Data is only your most important asset (after people, of course!) if it’s clean, consistent, accurate and complete.  If data is not maintained to these standards, any reporting or analytics done on top of it will be less than reliable.  We offer five tips below for keeping your data in top-notch condition so it forms a stable and reliable foundation for your fundraising and decision-making success.

  1. Know what data you intend to collect and enter into your DMS or CRM  This is particularly relevant as you recognize new data points that you want to collect, such as cell phone numbers, marital status, or date of birth.  These new data points should be tied to organizational goals.  For instance, if you have a goal to start a planned giving program, and have little DOB or age data, your strategy should include the collection of DOB’s.  You may need to edit all response mechanisms used in direct response and all web forms used in online engagement to include DOB as an optional or required field.  You may also want to budget for a DOB overlay to get more of this data populated as quickly as possible.  Whatever your tactics, specify in a data policies, procedures and style manual how the data should be entered, e.g., 3-14-72 or March 14, 1972.
  2. Limit access to your database to a need-only basis
    Your database should only be accessed by people who need to access it in order to do their job, both for security purposes and to preserve database integrity. Limit the ability to edit data to the few who will be held accountable for its accuracy.  All those with editing capability should be periodically trained in data entry procedures, and should have access to data policies, procedures and style manuals.
  3. Back up your DMS on a regular basis
    Your DMS should be backed up on a regular basis (preferably nightly) and the backup routines must be rigorous and tested periodically.  Every organization should test the restoration of their data from their backup to be absolutely sure the system is operating successfully and will serve them when needed.
  4. Audit your data periodically to test for:
    1. Completeness: Do all records contain the primary and essential information?  How many are un-solicitable for bad addresses? Is this number growing or shrinking?
    2. Consistency: Are data points entered in the same format?  Are they entered in the same fields in each record?  Are there spelling errors?
    3. Accuracy: Is the information included in each record correct? Are there spelling errors?

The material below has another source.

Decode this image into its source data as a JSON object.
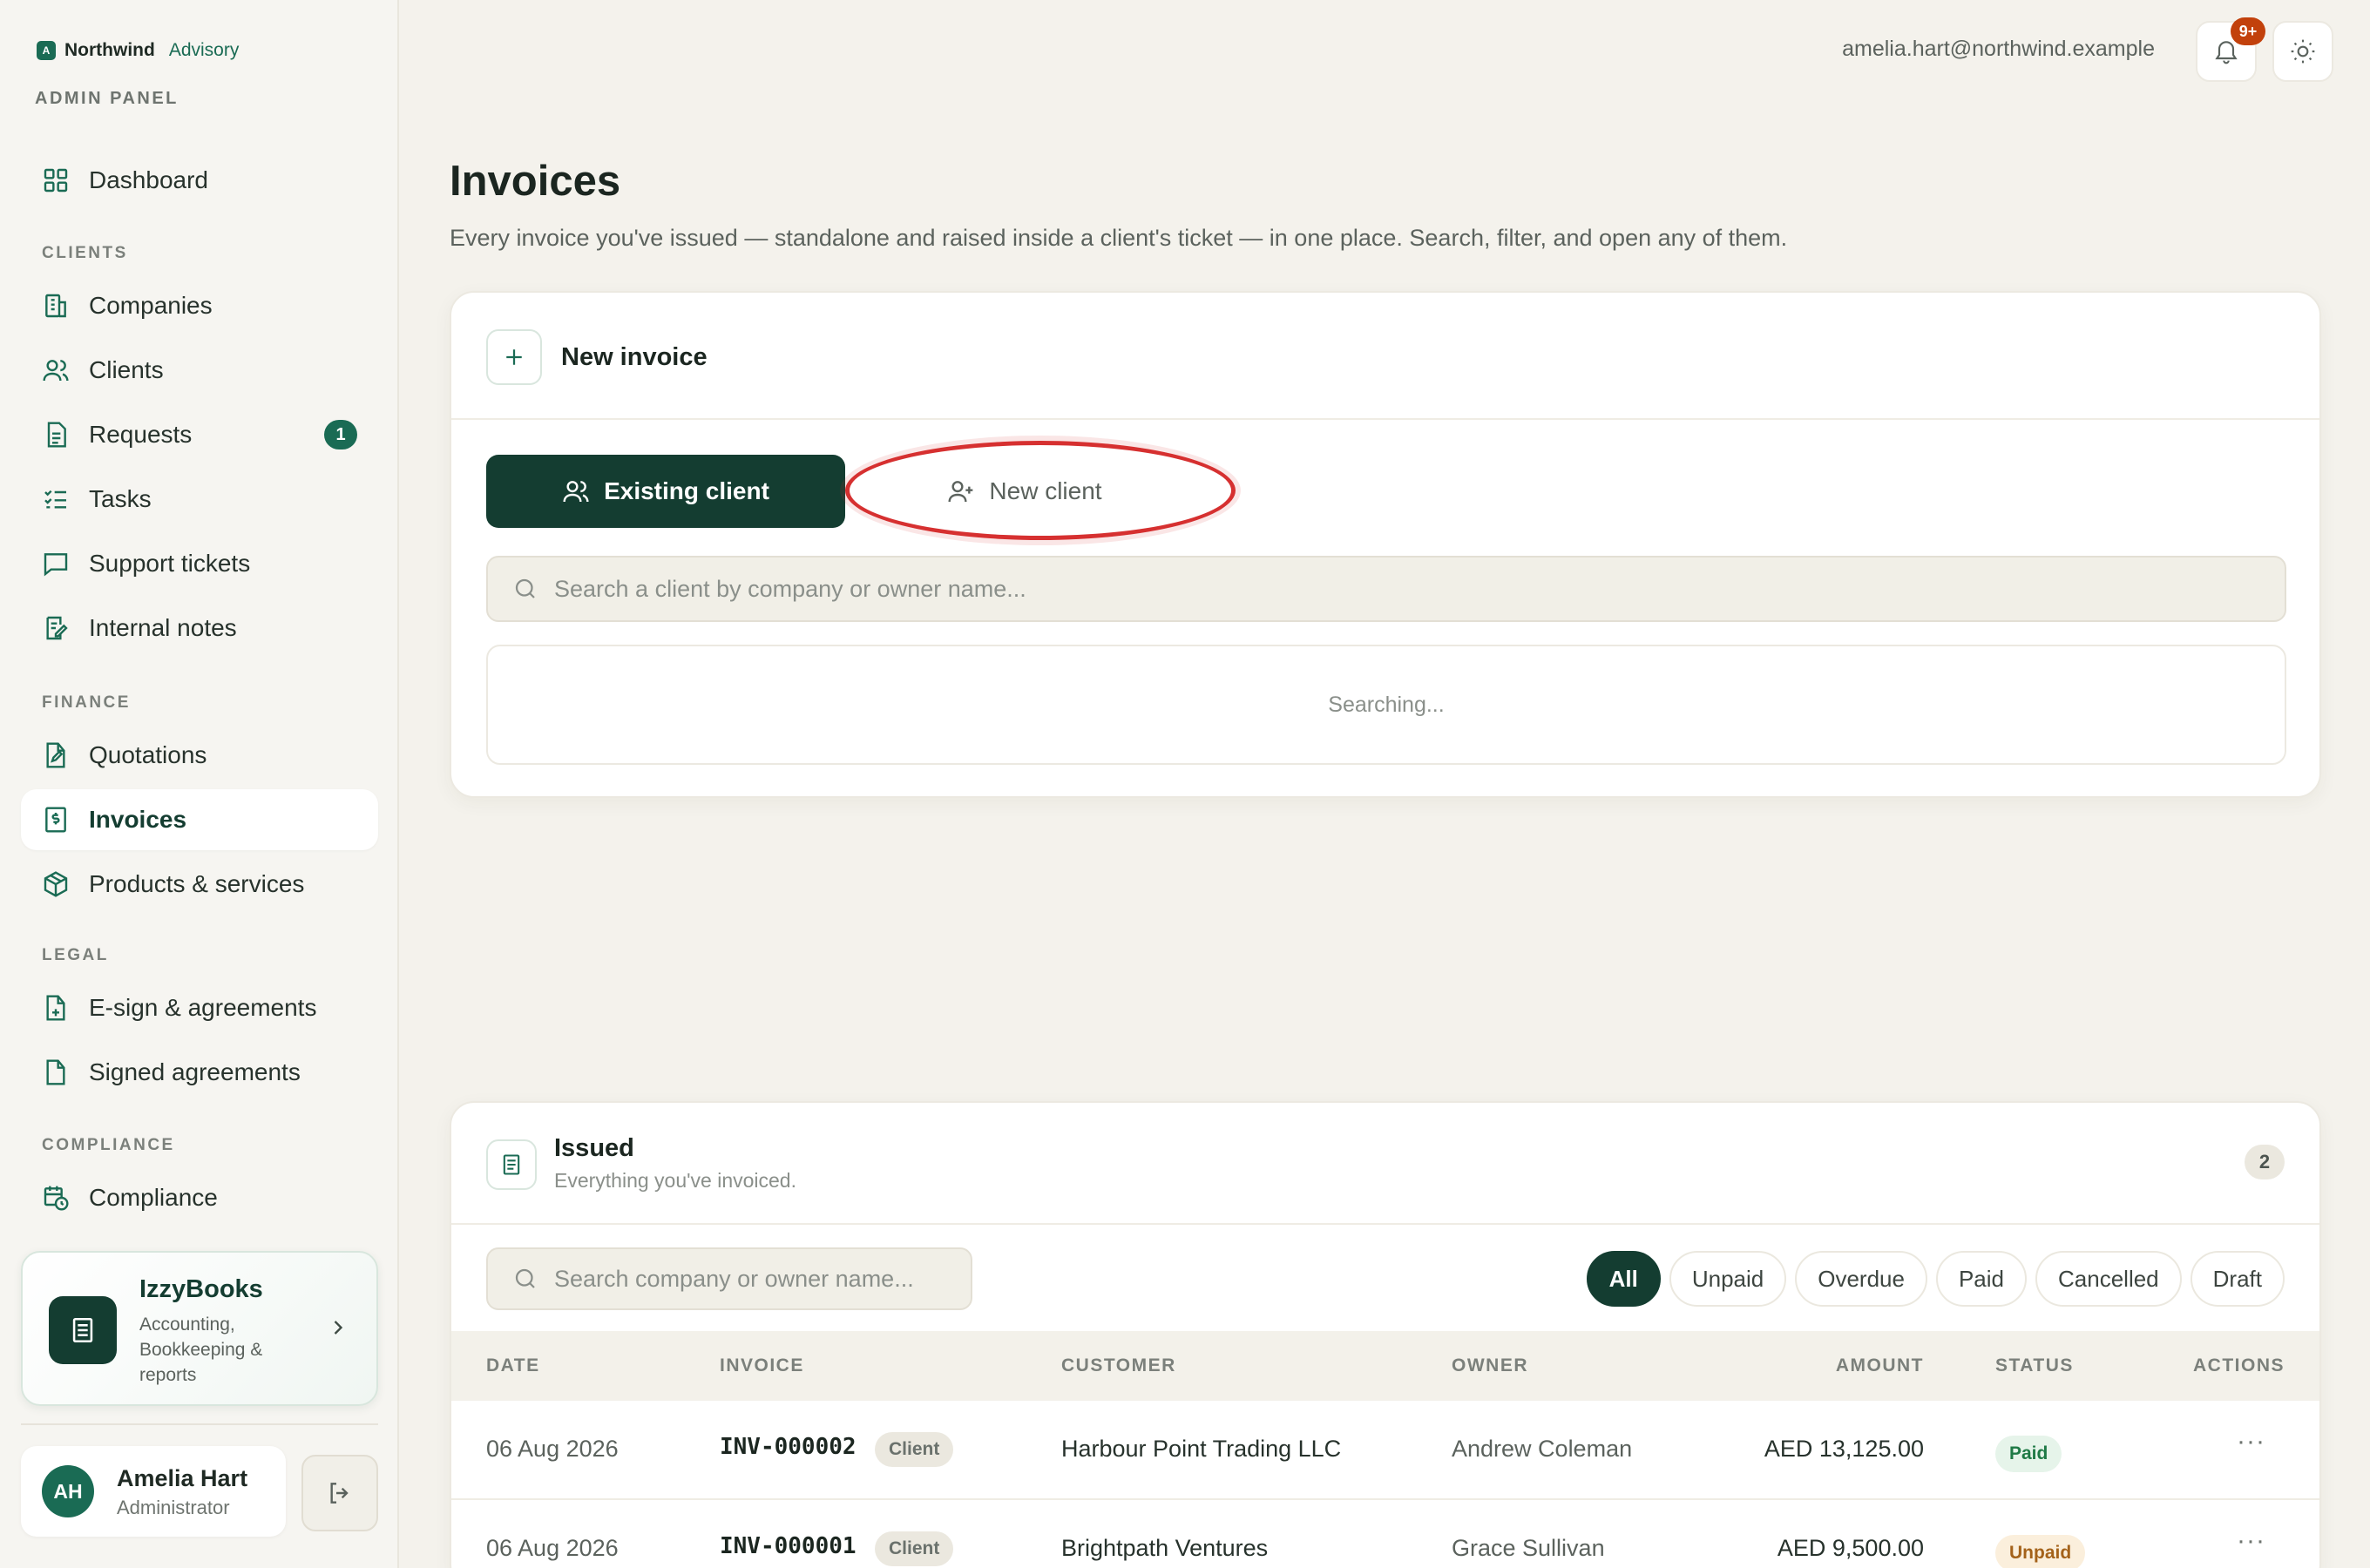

      Periodic audits will reveal where training needs to be implemented or improved, where resources need to be deployed to combat inconsistent or missing data and will provide key measures against which to measure progress.
  5. Codify data appropriately to ensure that it is useful
    Having thoughtful codes that can be used to segment and sub-segment the constituent population is essential to make the information you are collecting both reportable and queryable.  Having too few codes will prevent you from gleaning all the insight the data has to share; having too many codes will make the results of any analysis too granular and therefore unactionable.

Data is the essential ingredient all nonprofit fundraising programs are built on.  Be sure you are building on a firm foundation by taking the steps necessary to ensure your data is accurate, complete and consistent.  For more tips on data-driven fundraising, plus worksheets and more, check out our Growing Individual Gifts: An Analytical Approach to Data-Driven Success workbook.